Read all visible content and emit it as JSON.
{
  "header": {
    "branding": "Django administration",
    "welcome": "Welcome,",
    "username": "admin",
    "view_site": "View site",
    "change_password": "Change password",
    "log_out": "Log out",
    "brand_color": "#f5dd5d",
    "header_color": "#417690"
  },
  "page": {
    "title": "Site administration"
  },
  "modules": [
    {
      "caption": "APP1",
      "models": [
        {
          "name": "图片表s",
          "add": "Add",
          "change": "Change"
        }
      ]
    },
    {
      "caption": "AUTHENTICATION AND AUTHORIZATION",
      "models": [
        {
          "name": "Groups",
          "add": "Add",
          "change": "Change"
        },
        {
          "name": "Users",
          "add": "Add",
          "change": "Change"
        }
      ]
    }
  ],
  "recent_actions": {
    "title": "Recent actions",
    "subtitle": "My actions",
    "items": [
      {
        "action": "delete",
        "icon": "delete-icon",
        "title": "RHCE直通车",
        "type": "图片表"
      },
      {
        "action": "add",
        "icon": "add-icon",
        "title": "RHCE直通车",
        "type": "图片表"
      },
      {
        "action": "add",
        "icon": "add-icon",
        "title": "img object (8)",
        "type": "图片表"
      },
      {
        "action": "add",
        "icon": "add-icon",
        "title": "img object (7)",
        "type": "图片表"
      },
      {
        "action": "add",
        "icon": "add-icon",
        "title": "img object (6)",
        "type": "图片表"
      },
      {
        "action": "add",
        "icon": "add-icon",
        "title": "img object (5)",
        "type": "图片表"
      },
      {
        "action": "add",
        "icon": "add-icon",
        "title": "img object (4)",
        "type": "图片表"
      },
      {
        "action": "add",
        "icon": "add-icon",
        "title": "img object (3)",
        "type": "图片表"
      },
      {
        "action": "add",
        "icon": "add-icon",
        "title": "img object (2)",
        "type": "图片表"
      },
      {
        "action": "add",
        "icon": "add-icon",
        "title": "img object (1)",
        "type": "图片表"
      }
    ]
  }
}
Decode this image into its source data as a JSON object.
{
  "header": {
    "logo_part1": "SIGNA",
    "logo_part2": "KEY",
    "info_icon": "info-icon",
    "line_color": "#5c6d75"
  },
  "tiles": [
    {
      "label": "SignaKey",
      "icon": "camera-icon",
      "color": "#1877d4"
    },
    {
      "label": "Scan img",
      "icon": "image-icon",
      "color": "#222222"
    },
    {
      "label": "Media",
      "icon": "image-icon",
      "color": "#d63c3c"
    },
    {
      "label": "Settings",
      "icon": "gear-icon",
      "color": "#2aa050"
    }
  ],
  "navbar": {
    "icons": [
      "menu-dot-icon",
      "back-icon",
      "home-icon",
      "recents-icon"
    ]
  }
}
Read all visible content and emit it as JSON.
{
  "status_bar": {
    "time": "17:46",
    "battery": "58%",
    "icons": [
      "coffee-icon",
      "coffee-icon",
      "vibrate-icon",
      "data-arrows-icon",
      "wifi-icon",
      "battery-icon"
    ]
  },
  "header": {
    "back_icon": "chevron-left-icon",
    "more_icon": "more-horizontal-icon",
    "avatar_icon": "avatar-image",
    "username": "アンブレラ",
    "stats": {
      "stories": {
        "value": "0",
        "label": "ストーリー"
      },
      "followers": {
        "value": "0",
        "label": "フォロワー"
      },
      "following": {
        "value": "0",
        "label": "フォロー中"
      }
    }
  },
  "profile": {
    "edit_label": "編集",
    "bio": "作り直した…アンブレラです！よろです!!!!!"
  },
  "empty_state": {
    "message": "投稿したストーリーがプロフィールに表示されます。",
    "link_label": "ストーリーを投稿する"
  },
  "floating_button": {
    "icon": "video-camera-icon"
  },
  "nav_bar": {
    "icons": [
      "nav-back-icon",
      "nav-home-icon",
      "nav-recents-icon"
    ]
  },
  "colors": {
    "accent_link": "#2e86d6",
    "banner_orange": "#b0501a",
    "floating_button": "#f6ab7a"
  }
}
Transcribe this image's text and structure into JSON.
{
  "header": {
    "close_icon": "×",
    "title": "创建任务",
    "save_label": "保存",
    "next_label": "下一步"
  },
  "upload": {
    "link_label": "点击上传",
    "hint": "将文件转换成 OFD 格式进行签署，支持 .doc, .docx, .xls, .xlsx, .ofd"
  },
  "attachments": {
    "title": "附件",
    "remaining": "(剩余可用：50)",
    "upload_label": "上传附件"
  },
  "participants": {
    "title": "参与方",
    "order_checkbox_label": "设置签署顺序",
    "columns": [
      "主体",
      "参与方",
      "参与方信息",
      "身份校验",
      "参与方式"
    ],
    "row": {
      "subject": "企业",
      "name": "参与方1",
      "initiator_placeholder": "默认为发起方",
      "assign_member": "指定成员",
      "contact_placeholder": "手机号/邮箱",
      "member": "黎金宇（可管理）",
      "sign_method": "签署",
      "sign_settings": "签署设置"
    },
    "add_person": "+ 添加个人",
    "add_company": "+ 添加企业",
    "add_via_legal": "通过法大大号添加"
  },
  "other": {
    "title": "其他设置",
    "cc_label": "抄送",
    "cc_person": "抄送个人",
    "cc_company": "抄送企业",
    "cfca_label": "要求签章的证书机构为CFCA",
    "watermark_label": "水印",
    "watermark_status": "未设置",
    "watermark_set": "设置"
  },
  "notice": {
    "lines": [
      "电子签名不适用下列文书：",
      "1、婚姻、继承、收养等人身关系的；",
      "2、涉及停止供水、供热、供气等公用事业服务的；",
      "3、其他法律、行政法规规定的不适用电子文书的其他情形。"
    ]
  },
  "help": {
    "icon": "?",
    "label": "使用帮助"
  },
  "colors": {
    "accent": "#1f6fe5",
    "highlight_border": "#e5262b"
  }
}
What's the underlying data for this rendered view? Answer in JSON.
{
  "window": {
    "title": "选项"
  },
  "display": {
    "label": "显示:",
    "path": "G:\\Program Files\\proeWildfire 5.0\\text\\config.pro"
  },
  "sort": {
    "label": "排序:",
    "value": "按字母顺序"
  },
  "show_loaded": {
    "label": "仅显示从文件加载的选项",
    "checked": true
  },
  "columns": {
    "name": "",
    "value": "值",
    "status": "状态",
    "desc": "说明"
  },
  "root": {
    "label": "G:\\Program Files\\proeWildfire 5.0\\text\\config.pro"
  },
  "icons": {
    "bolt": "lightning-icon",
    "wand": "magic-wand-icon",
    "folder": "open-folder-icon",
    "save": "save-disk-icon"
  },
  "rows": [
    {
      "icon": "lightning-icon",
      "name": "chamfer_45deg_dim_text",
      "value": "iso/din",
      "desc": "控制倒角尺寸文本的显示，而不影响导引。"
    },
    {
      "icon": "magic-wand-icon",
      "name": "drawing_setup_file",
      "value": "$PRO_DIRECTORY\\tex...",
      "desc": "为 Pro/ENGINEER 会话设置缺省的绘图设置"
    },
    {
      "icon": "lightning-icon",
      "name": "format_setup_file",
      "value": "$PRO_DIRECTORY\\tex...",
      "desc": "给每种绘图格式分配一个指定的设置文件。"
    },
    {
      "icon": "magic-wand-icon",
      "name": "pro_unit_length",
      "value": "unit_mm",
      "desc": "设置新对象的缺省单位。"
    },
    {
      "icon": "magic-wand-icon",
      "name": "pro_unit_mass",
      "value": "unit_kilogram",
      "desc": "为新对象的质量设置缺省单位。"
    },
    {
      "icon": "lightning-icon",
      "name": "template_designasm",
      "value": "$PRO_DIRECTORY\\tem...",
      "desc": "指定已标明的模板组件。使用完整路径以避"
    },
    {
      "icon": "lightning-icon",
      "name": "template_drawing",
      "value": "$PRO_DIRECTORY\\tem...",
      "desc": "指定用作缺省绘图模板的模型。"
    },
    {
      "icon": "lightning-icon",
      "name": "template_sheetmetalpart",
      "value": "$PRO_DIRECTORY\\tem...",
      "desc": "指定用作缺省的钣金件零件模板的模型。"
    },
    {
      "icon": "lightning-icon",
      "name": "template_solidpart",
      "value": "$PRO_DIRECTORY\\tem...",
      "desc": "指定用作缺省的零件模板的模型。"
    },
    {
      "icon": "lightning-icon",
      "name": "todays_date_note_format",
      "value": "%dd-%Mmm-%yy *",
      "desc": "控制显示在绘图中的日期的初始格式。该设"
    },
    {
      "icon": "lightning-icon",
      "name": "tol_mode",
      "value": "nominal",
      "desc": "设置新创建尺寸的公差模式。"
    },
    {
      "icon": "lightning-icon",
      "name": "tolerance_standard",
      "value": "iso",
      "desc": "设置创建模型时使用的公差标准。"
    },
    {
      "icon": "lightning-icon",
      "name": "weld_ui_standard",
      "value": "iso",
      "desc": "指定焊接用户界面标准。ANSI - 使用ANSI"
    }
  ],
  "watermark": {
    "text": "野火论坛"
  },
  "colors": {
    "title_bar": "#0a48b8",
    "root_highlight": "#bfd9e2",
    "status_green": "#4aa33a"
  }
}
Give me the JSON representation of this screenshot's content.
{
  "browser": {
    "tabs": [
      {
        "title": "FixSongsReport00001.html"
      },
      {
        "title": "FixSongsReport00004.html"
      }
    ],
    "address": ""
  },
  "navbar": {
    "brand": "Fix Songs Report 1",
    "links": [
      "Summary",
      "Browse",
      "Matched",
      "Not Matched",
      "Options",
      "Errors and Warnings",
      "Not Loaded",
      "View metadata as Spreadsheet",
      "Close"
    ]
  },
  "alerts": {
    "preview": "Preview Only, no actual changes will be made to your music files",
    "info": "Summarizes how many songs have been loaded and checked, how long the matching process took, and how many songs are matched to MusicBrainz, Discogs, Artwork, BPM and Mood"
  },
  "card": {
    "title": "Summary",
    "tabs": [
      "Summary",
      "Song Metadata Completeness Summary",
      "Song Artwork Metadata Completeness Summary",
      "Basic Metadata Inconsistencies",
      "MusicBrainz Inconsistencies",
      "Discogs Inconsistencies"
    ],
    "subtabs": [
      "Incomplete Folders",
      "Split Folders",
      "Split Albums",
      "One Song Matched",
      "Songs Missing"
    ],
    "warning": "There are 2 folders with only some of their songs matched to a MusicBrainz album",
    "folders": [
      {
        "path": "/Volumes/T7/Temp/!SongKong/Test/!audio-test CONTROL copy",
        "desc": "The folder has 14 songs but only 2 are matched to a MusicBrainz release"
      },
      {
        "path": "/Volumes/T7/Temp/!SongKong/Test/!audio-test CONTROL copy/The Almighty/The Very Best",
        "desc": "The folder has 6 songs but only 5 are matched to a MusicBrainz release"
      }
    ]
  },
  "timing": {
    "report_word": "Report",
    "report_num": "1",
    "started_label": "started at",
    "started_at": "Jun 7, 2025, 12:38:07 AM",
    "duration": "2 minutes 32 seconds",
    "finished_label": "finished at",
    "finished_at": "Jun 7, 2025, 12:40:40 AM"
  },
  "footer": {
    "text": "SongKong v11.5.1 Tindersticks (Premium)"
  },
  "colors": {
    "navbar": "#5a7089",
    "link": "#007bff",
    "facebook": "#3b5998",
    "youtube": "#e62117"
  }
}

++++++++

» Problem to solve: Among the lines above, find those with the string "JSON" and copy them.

» Task output:
Read all visible content and emit it as JSON.
Decode this image into its source data as a JSON object.
Read all visible content and emit it as JSON.
Transcribe this image's text and structure into JSON.
What's the underlying data for this rendered view? Answer in JSON.
Give me the JSON representation of this screenshot's content.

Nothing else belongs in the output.